However, the new leadership team of group CEO John Garrison and Terex Cranes president Ken Lousberg has decided to revert not just to Terex Demag but plain old Demag.
This mirrors the branding strategy that Terex uses for aerial work platforms and telehandlers, which are sold under the legacy brand name of Genie. The Genie brand was never jettisoned.
What complicated Terex’s usage of the Demag brand name is that when it acquired the Demag mobile crane business in 2002 there was another Demag crane business that it did not own, making industrial overhead travelling cranes.
However, Terex subsequently bought this business in 2011 and so has full ownership of all Demag crane types.

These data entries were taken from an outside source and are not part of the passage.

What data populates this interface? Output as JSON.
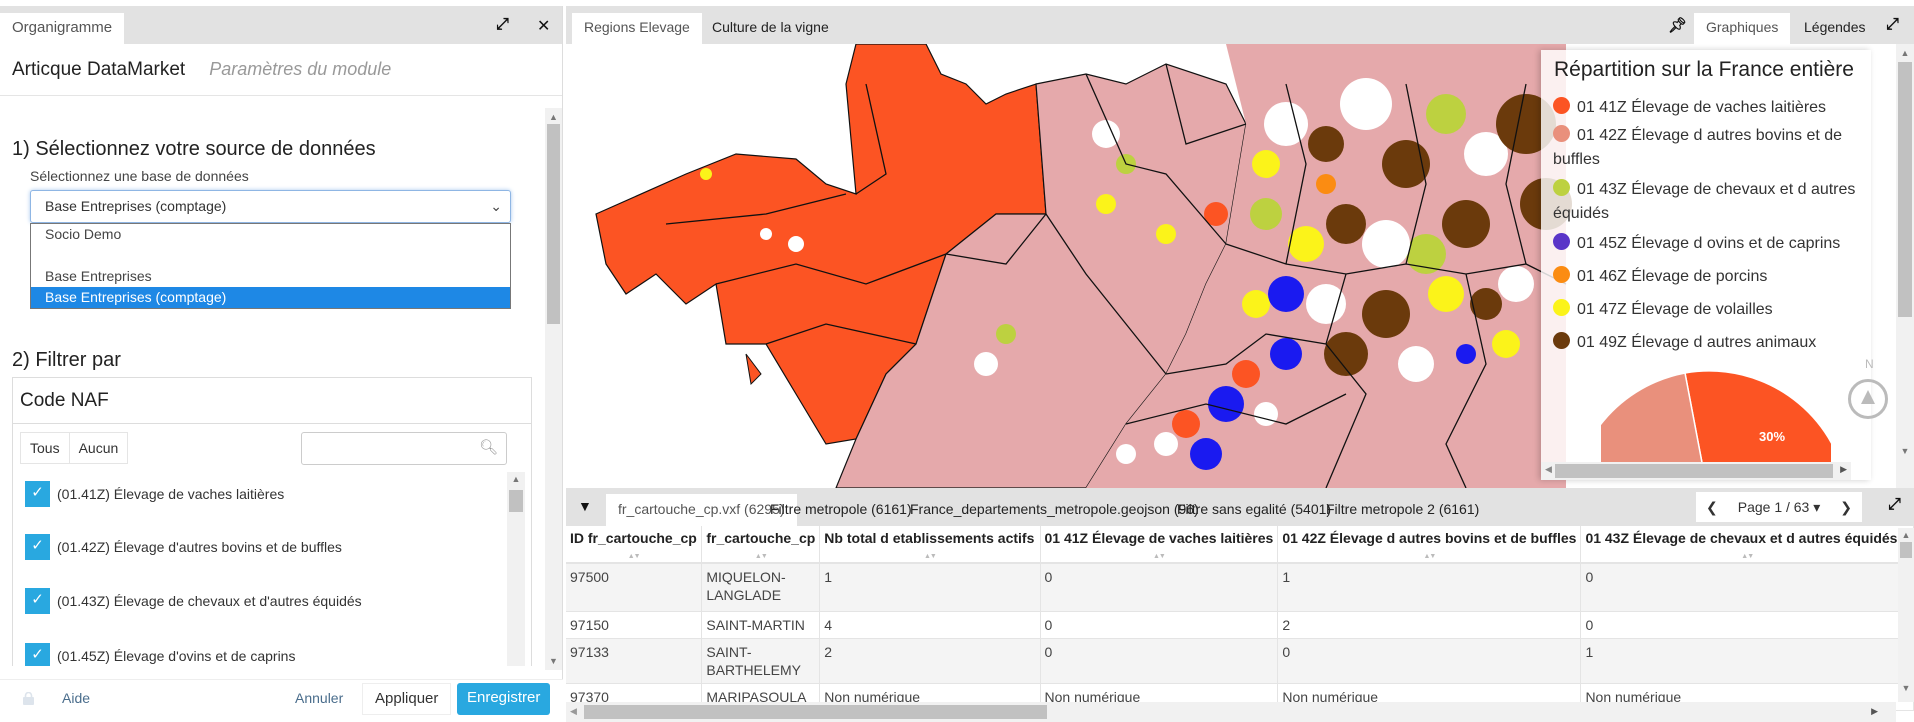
{
  "left_panel": {
    "tab": "Organigramme",
    "module_title": "Articque DataMarket",
    "module_subtitle": "Paramètres du module",
    "section1_title": "1) Sélectionnez votre source de données",
    "db_label": "Sélectionnez une base de données",
    "db_selected": "Base Entreprises (comptage)",
    "db_options": [
      "Socio Demo",
      "",
      "Base Entreprises",
      "Base Entreprises (comptage)"
    ],
    "section2_title": "2) Filtrer par",
    "filter_title": "Code NAF",
    "btn_all": "Tous",
    "btn_none": "Aucun",
    "search_placeholder": "",
    "naf_items": [
      {
        "label": "(01.41Z) Élevage de vaches laitières",
        "checked": true
      },
      {
        "label": "(01.42Z) Élevage d'autres bovins et de buffles",
        "checked": true
      },
      {
        "label": "(01.43Z) Élevage de chevaux et d'autres équidés",
        "checked": true
      },
      {
        "label": "(01.45Z) Élevage d'ovins et de caprins",
        "checked": true
      }
    ],
    "footer": {
      "help": "Aide",
      "cancel": "Annuler",
      "apply": "Appliquer",
      "save": "Enregistrer"
    }
  },
  "map_panel": {
    "tabs": [
      "Regions Elevage",
      "Culture de la vigne"
    ],
    "right_tabs": [
      "Graphiques",
      "Légendes"
    ],
    "legend_title": "Répartition sur la France entière",
    "legend": [
      {
        "label": "01 41Z Élevage de vaches laitières",
        "color": "#fc5423"
      },
      {
        "label": "01 42Z Élevage d autres bovins et de buffles",
        "color": "#e9907c"
      },
      {
        "label": "01 43Z Élevage de chevaux et d autres équidés",
        "color": "#bdd140"
      },
      {
        "label": "01 45Z Élevage d ovins et de caprins",
        "color": "#5a35c8"
      },
      {
        "label": "01 46Z Élevage de porcins",
        "color": "#fb8c12"
      },
      {
        "label": "01 47Z Élevage de volailles",
        "color": "#fbf31a"
      },
      {
        "label": "01 49Z Élevage d autres animaux",
        "color": "#6b3a0c"
      }
    ],
    "pie_label": "30%",
    "compass_label": "N"
  },
  "table_panel": {
    "tabs": [
      "fr_cartouche_cp.vxf (6295)",
      "Filtre metropole (6161)",
      "France_departements_metropole.geojson (96)",
      "Filtre sans egalité (5401)",
      "Filtre metropole 2 (6161)"
    ],
    "page_label": "Page 1 / 63",
    "columns": [
      "ID fr_cartouche_cp",
      "fr_cartouche_cp",
      "Nb total d etablissements actifs",
      "01 41Z Élevage de vaches laitières",
      "01 42Z Élevage d autres bovins et de buffles",
      "01 43Z Élevage de chevaux et d autres équidés"
    ],
    "rows": [
      [
        "97500",
        "MIQUELON-LANGLADE",
        "1",
        "0",
        "1",
        "0"
      ],
      [
        "97150",
        "SAINT-MARTIN",
        "4",
        "0",
        "2",
        "0"
      ],
      [
        "97133",
        "SAINT-BARTHELEMY",
        "2",
        "0",
        "0",
        "1"
      ],
      [
        "97370",
        "MARIPASOULA",
        "Non numérique",
        "Non numérique",
        "Non numérique",
        "Non numérique"
      ]
    ]
  }
}
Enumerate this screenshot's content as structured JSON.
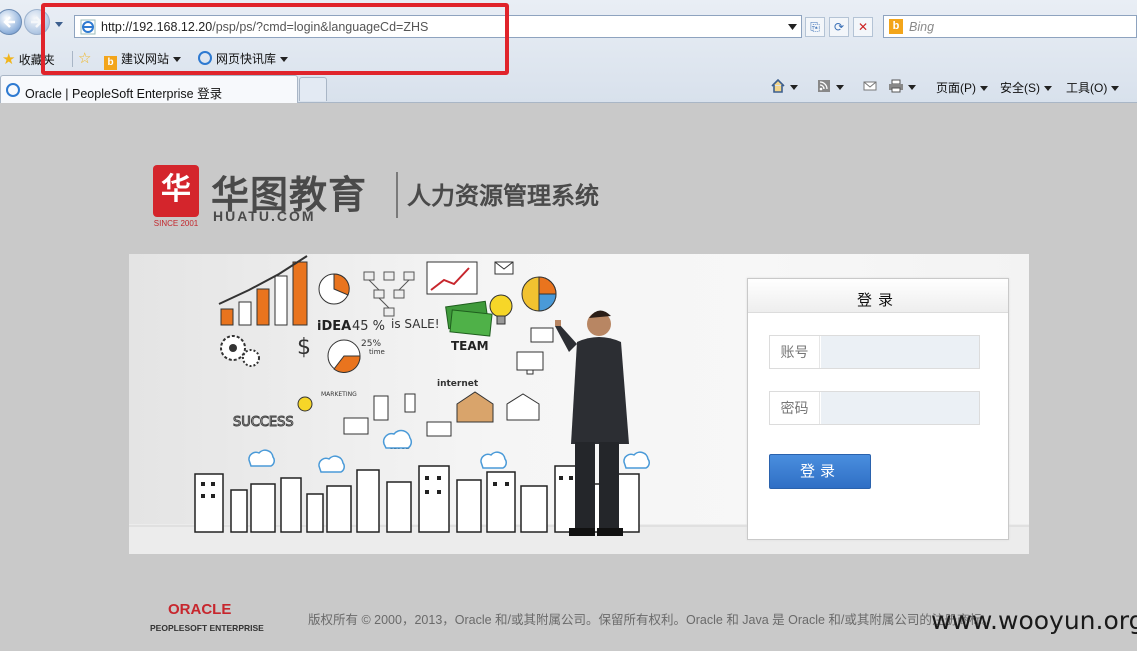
{
  "browser": {
    "url_host": "http://192.168.12.20",
    "url_path": "/psp/ps/?cmd=login&languageCd=ZHS",
    "search_placeholder": "Bing",
    "favorites": {
      "center_label": "收藏夹",
      "suggested_sites": "建议网站",
      "web_slice_gallery": "网页快讯库"
    },
    "tab_title": "Oracle | PeopleSoft Enterprise 登录",
    "commands": {
      "page": "页面(P)",
      "safety": "安全(S)",
      "tools": "工具(O)"
    },
    "highlight_color": "#e0242b"
  },
  "branding": {
    "logo_mark": "华",
    "logo_since": "SINCE 2001",
    "logo_cn": "华图教育",
    "logo_en": "HUATU.COM",
    "system_name": "人力资源管理系统",
    "brand_red": "#d4252c"
  },
  "login": {
    "title": "登录",
    "account_label": "账号",
    "password_label": "密码",
    "button_label": "登录",
    "button_color": "#3a7fd5"
  },
  "footer": {
    "oracle": "ORACLE",
    "oracle_sub": "PEOPLESOFT ENTERPRISE",
    "copyright": "版权所有 © 2000，2013，Oracle 和/或其附属公司。保留所有权利。Oracle 和 Java 是 Oracle 和/或其附属公司的注册商标。",
    "watermark": "www.wooyun.org"
  },
  "banner_words": {
    "idea": "iDEA",
    "percent45": "45 %",
    "sale": "is SALE!",
    "team": "TEAM",
    "percent25": "25%",
    "time": "time",
    "marketing": "MARKETING",
    "internet": "internet",
    "success": "SUCCESS",
    "cloud": "CLOUD",
    "dollar": "$"
  }
}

Terex is not, however, extending the Demag brand to all of its mobile and crawler cranes at this stage, but just the ones made in Germany, which is the original Demag business. Mobile cranes made in France (formerly PPM) and the USA (formerly P&H), and the crawler cranes supplied to Terex by IHI of Japan will all remain Terex branded.
Explaining the rebranding decision, Terex Cranes president Ken Lousberg said he was simply responding to customer demand, as most crane buyers still refer to the German built products as Demags anyway. “We’re doing it because our customers asked us to bring the Demag brand back,” he said, acknowledging that the Demag brand had more value than the name of the ailing parent company.
At the same time, Terex has also decided to revert to its old nomenclature for all terrains cranes, indicating rated safe lifting capacity. Back come such product names as AC 130-5, indicating 130-tonne capacity and five-axle chassis, and out go names such as Explorer, although Challenger remains for the French-built (formerly PPM) all-terrain cranes.
It seems likely that whether Terex transitions into Scandinavian or Chinese ownership within the next year, the new owners will also recognise the value of the Demag brand, which was recognised as a leader in crane technology.
“The Demag brand is a legend,” Mr Lousberg said, and through extensive conversations with our customers, we understand how much the brand still means to them, and what their expectations are that go along with it. It’s a brand they have depended on every day for decades, and it continues to be one of the most recognized brands in the industry.”